I have recently stumbled across Litchat on Twitter which is a discussion forum every week that allows writers (and me!) to talk about the process of writing, publishing, editing etc. A ffew weeks ago, the topic had been part of a week of Taboo topics that authors and readers may not be comfortable with dealing with.
One particular Litchat guest was Elissa Stein who has written a book entitled Flow: The Cultural Story of Menstruation, which is a book about menstruation, Macmillan quote “Flow answers such questions as: What’s the point of getting a period? What did women do before pads and tampons? What about new drugs that promise to end periods—a hot idea or not? Sex during your period: gross or a turn-on? And what’s normal, anyway? With color reproductions of (campy) historical ads and early (excruciating) femcare devices, it also provides a fascinating (and mind-boggling) gallery of this complex, personal and uniquely female process”.
Stein spoke about the book passionately, as did others who were making comments on what is deemed taboo and why. Stein commented that she had done a recording with Dr Oz to promote her book that has still yet to be aired! It seems people still do not want to talk or hear about this frankly natural process. TV executives are deciding what we will or will not be allowed to watch and discuss, surely this is a form of censorship?
This is sheer lunancy, which seemed to be the status quo from all the comments that were made, one lady tweeted “our bodies as objects, acceptable. Our bodies as functional, not acceptable“. The UK and other countries tax us on our sanitary products, tax is suuposedly meant for luxury products, how are tampons and the like a luxury? Amazingly, after the launch of the IPad, ITampon was the number one on the tweet trending topic after the IPad launch, much to the ambarrassment of Apple!
It is painful to think that mensruation is something that most women endure as part of their lives , however it is treated as something so shameful, many comments were that sexual repression was a huge part of the problem, we learn very early from our parents and then from society, we must as parents change this perception.
Stein gave us a brief history rundown on how Priests used to shut women away during a period as they were deemed unclean, whilst midwives were considered witches. Their knowledge of childbirth and their understanding of menstruation was deemed evil. Whilst men were so afraid of menstrual blood that they created all sorts of theories as to what was really happening to women.
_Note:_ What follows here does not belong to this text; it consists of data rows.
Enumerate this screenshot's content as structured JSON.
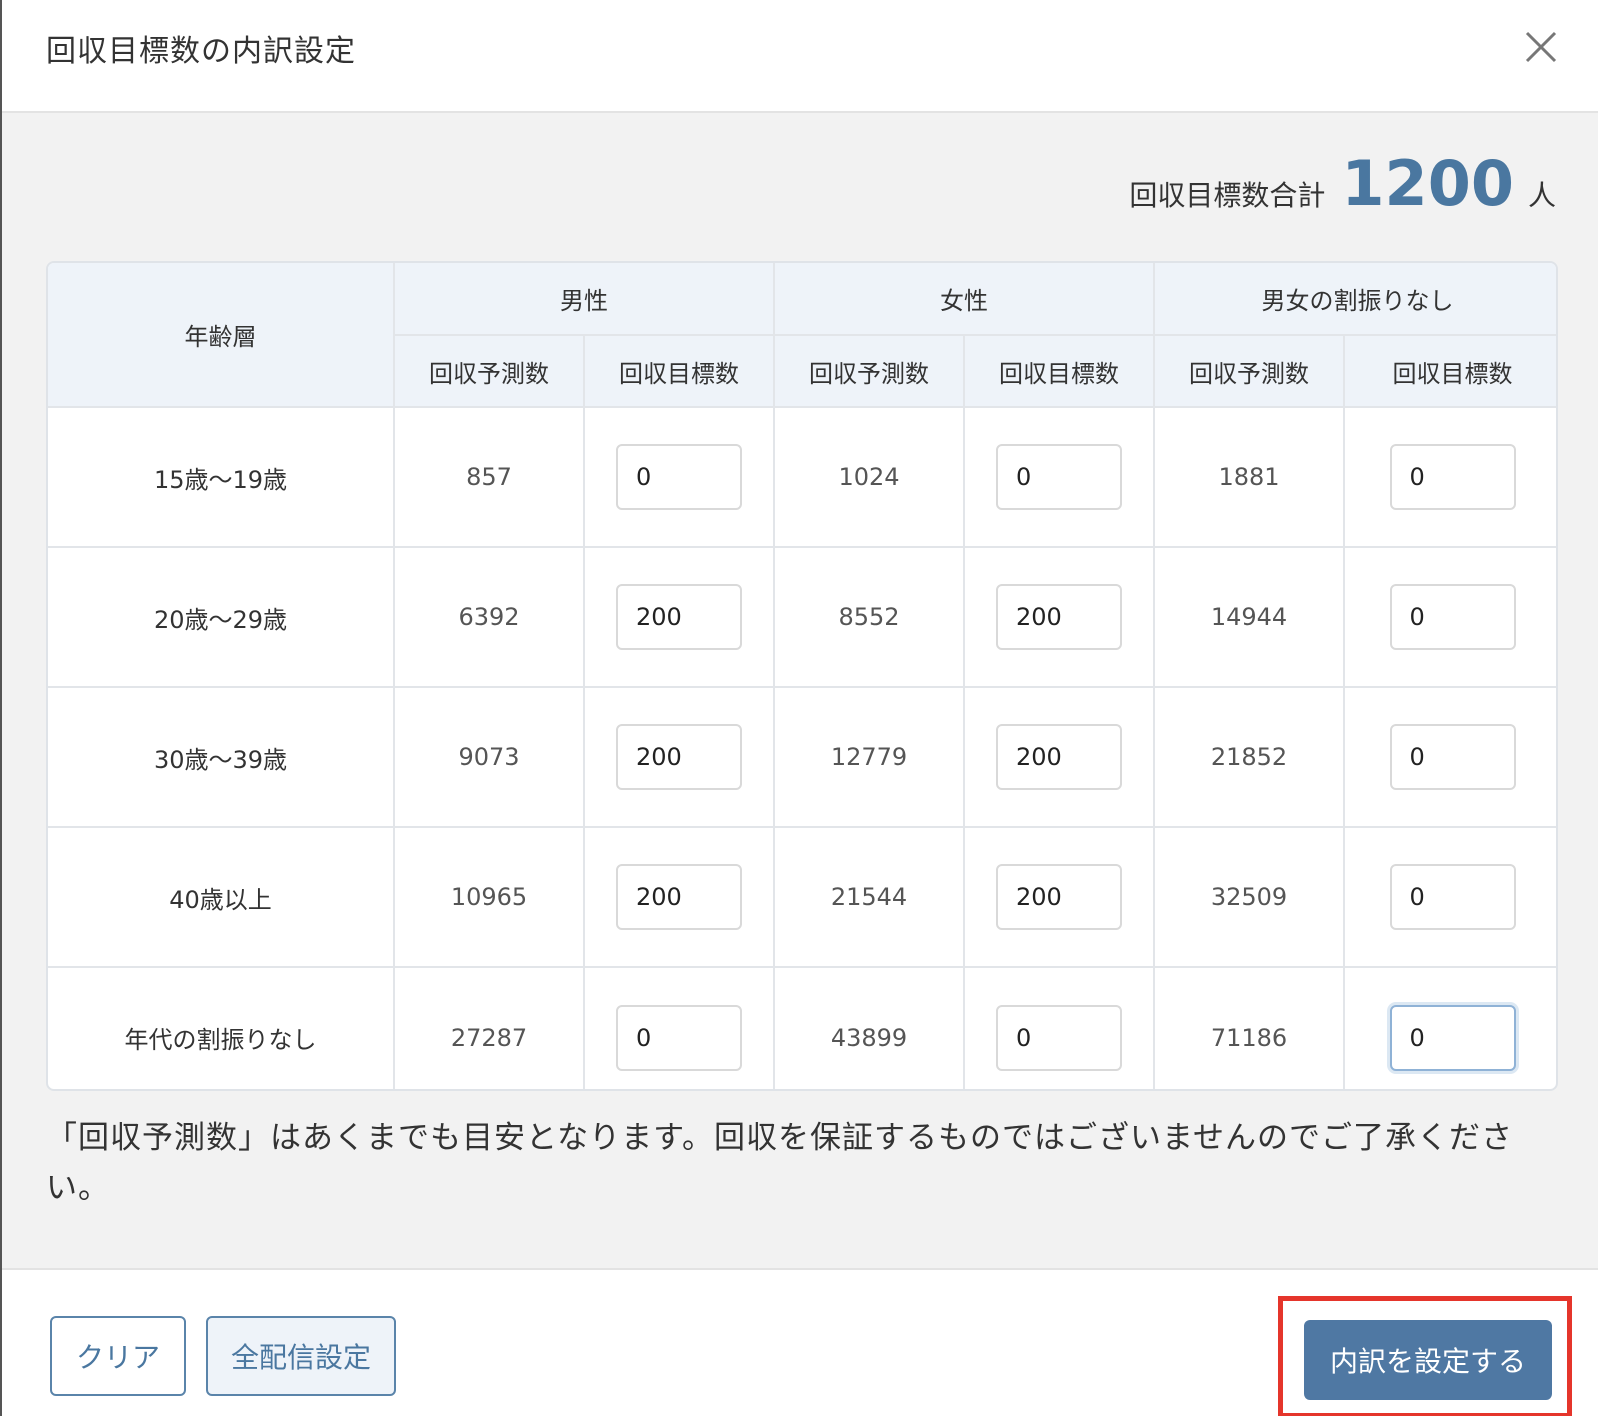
{
  "modal": {
    "title": "回収目標数の内訳設定"
  },
  "summary": {
    "label": "回収目標数合計",
    "value": "1200",
    "unit": "人"
  },
  "table": {
    "age_header": "年齢層",
    "groups": [
      "男性",
      "女性",
      "男女の割振りなし"
    ],
    "sub_headers": [
      "回収予測数",
      "回収目標数"
    ],
    "rows": [
      {
        "age": "15歳〜19歳",
        "cells": [
          {
            "forecast": "857",
            "target": "0"
          },
          {
            "forecast": "1024",
            "target": "0"
          },
          {
            "forecast": "1881",
            "target": "0"
          }
        ]
      },
      {
        "age": "20歳〜29歳",
        "cells": [
          {
            "forecast": "6392",
            "target": "200"
          },
          {
            "forecast": "8552",
            "target": "200"
          },
          {
            "forecast": "14944",
            "target": "0"
          }
        ]
      },
      {
        "age": "30歳〜39歳",
        "cells": [
          {
            "forecast": "9073",
            "target": "200"
          },
          {
            "forecast": "12779",
            "target": "200"
          },
          {
            "forecast": "21852",
            "target": "0"
          }
        ]
      },
      {
        "age": "40歳以上",
        "cells": [
          {
            "forecast": "10965",
            "target": "200"
          },
          {
            "forecast": "21544",
            "target": "200"
          },
          {
            "forecast": "32509",
            "target": "0"
          }
        ]
      },
      {
        "age": "年代の割振りなし",
        "cells": [
          {
            "forecast": "27287",
            "target": "0"
          },
          {
            "forecast": "43899",
            "target": "0"
          },
          {
            "forecast": "71186",
            "target": "0"
          }
        ]
      }
    ]
  },
  "note": "「回収予測数」はあくまでも目安となります。回収を保証するものではございませんのでご了承ください。",
  "footer": {
    "clear_label": "クリア",
    "all_delivery_label": "全配信設定",
    "submit_label": "内訳を設定する"
  },
  "colors": {
    "accent": "#4a77a0",
    "primary_button": "#4f78a3",
    "header_bg": "#eef3f9",
    "highlight": "#e5352b"
  },
  "icons": {
    "close": "close-icon"
  }
}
Many of us will have heard many euphemisms, my Nan used to call it a “Red Letter Day”, whilst my mother recounts the story of her first period to me believing that she was dying as she had never been told by her strict Mother what menstruation was. Girls even today believe that they are dying because they have no education on menstruation.
It seems we can talk about anything but not the way a woman’s body works. One lady suggested that Northern America was very stuffy, I commented on the furore that was Janet Jackson’s “wardrobe malfunction” at a music awards ceremony, with the view in the UK being “All that fuss over a breast!”.
Whilst I have not read the book, I am off today to get my copy and I am going to leave it strategically placed around my house in order that the subject can be talked about freely by my friends and family and hopefully then onto others and have this ridiculous taboo subject tackled head on!!! Until we begin to tackle these issues and talk about them freely then we will forever have people with antiquated ideas controlling our free speech and our childrens ability to have a more free and liberal existence.